[[ RECORDS TO USE open ]]
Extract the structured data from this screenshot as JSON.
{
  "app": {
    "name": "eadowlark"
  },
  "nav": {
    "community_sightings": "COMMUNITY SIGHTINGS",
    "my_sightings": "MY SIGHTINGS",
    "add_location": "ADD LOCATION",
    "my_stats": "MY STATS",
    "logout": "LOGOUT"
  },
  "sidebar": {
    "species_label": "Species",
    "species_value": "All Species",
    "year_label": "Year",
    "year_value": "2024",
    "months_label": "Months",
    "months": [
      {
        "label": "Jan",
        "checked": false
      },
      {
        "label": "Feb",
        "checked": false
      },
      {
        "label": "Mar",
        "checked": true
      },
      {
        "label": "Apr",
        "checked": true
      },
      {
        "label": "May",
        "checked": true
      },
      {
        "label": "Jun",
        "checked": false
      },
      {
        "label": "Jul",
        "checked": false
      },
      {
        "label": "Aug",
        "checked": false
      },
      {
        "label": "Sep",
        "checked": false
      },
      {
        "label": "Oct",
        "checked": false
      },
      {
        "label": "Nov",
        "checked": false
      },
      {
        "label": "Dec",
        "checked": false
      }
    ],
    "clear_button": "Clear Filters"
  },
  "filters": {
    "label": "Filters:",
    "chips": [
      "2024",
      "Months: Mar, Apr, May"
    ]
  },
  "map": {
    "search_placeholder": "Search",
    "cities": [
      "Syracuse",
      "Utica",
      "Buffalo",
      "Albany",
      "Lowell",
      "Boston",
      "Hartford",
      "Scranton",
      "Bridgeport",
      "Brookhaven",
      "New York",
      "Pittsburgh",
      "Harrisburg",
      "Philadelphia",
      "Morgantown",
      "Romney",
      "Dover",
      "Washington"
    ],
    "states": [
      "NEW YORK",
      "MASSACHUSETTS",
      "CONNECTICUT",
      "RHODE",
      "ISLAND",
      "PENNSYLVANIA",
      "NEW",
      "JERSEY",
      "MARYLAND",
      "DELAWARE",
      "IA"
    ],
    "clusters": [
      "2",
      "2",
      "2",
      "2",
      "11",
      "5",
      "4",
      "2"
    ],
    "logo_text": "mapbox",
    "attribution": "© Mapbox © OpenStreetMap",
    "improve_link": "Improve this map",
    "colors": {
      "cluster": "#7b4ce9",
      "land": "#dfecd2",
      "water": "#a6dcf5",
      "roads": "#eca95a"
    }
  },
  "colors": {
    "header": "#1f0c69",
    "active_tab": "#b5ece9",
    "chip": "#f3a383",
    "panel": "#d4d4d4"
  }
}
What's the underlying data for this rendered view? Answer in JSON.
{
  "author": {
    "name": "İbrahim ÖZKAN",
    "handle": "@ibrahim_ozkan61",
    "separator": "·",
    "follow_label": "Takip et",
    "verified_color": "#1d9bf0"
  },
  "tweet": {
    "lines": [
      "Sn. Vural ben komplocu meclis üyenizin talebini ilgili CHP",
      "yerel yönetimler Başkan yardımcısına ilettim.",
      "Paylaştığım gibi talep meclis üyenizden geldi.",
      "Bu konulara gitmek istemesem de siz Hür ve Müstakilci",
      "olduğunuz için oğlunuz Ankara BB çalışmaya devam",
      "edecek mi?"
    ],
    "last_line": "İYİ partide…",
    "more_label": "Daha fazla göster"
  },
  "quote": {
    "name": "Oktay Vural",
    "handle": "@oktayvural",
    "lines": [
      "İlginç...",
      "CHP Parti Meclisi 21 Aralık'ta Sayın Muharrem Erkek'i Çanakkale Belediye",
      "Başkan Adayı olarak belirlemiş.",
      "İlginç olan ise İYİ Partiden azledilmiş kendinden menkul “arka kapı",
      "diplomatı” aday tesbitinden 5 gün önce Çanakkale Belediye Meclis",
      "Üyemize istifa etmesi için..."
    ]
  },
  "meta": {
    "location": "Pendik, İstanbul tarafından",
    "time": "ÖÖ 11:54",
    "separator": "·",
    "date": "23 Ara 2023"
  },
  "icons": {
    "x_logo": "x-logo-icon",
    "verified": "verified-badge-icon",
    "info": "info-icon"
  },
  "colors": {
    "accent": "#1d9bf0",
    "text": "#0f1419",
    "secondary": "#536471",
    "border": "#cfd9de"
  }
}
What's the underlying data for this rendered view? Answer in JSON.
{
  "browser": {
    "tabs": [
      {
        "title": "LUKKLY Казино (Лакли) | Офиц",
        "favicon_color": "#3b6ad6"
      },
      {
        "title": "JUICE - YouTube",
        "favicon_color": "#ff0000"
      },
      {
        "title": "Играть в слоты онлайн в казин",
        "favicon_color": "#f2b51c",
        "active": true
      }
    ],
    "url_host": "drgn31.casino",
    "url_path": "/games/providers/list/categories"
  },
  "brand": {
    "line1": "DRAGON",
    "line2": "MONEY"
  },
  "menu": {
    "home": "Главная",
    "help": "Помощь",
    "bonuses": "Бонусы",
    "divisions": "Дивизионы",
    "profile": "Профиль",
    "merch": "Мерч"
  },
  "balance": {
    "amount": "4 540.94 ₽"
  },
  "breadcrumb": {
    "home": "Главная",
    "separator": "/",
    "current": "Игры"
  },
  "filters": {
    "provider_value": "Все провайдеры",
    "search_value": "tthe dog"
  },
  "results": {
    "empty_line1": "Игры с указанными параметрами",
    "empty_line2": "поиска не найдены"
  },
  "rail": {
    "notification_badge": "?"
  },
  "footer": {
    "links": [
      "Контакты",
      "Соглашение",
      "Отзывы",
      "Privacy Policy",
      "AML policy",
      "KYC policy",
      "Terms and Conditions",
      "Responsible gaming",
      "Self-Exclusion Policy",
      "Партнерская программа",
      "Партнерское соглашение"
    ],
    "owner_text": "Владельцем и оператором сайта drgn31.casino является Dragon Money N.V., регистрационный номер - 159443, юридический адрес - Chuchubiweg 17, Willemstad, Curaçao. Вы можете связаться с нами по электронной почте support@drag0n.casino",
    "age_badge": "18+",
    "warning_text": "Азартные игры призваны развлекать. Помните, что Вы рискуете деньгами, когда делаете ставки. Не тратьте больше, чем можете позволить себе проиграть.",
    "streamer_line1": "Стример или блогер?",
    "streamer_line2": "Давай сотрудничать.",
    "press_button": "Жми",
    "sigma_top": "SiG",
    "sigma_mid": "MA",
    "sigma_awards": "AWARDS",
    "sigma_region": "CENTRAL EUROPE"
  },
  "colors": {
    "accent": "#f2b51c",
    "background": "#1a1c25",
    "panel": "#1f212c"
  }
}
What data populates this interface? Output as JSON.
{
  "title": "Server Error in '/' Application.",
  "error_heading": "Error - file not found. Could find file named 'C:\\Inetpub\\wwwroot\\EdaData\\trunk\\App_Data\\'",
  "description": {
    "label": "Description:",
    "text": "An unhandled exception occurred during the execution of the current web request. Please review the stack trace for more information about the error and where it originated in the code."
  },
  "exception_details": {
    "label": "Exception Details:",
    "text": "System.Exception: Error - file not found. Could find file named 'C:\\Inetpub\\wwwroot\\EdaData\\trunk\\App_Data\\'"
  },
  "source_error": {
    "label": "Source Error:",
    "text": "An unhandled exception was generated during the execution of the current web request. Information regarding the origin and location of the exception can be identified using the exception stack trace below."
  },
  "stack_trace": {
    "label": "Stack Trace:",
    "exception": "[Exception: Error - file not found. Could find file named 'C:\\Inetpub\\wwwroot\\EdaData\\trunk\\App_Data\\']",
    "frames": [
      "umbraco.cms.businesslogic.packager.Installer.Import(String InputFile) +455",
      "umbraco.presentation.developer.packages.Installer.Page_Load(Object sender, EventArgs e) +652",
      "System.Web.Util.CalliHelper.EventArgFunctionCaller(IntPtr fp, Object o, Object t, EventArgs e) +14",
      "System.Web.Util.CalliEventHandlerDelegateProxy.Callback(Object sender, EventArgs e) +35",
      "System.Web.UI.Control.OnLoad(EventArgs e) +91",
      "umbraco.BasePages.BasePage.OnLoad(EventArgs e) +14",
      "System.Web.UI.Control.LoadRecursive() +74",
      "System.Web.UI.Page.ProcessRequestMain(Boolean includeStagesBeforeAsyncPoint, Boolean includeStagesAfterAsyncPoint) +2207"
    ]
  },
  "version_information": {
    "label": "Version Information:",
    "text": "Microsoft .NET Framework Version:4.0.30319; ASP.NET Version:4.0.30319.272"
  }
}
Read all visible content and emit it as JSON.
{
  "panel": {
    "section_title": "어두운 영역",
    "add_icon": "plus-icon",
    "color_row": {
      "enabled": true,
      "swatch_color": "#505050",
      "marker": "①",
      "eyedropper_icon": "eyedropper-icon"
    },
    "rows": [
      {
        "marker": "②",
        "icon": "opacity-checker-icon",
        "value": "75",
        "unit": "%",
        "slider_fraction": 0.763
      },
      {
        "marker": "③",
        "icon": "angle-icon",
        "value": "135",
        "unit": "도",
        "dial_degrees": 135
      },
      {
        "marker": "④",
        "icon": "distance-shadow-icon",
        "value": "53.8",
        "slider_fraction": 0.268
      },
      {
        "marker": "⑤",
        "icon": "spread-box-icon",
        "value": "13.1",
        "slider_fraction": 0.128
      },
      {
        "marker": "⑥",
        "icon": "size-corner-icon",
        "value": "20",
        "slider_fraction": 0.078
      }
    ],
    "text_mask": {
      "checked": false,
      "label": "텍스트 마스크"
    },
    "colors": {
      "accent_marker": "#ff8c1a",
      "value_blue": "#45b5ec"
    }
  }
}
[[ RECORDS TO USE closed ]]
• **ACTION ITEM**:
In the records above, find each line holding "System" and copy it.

• **FINISHED EXERCISE**:
    "text": "System.Exception: Error - file not found. Could find file named 'C:\\Inetpub\\wwwroot\\EdaData\\trunk\\App_Data\\'"
      "System.Web.Util.CalliHelper.EventArgFunctionCaller(IntPtr fp, Object o, Object t, EventArgs e) +14",
      "System.Web.Util.CalliEventHandlerDelegateProxy.Callback(Object sender, EventArgs e) +35",
      "System.Web.UI.Control.OnLoad(EventArgs e) +91",
      "System.Web.UI.Control.LoadRecursive() +74",
      "System.Web.UI.Page.ProcessRequestMain(Boolean includeStagesBeforeAsyncPoint, Boolean includeStagesAfterAsyncPoint) +2207"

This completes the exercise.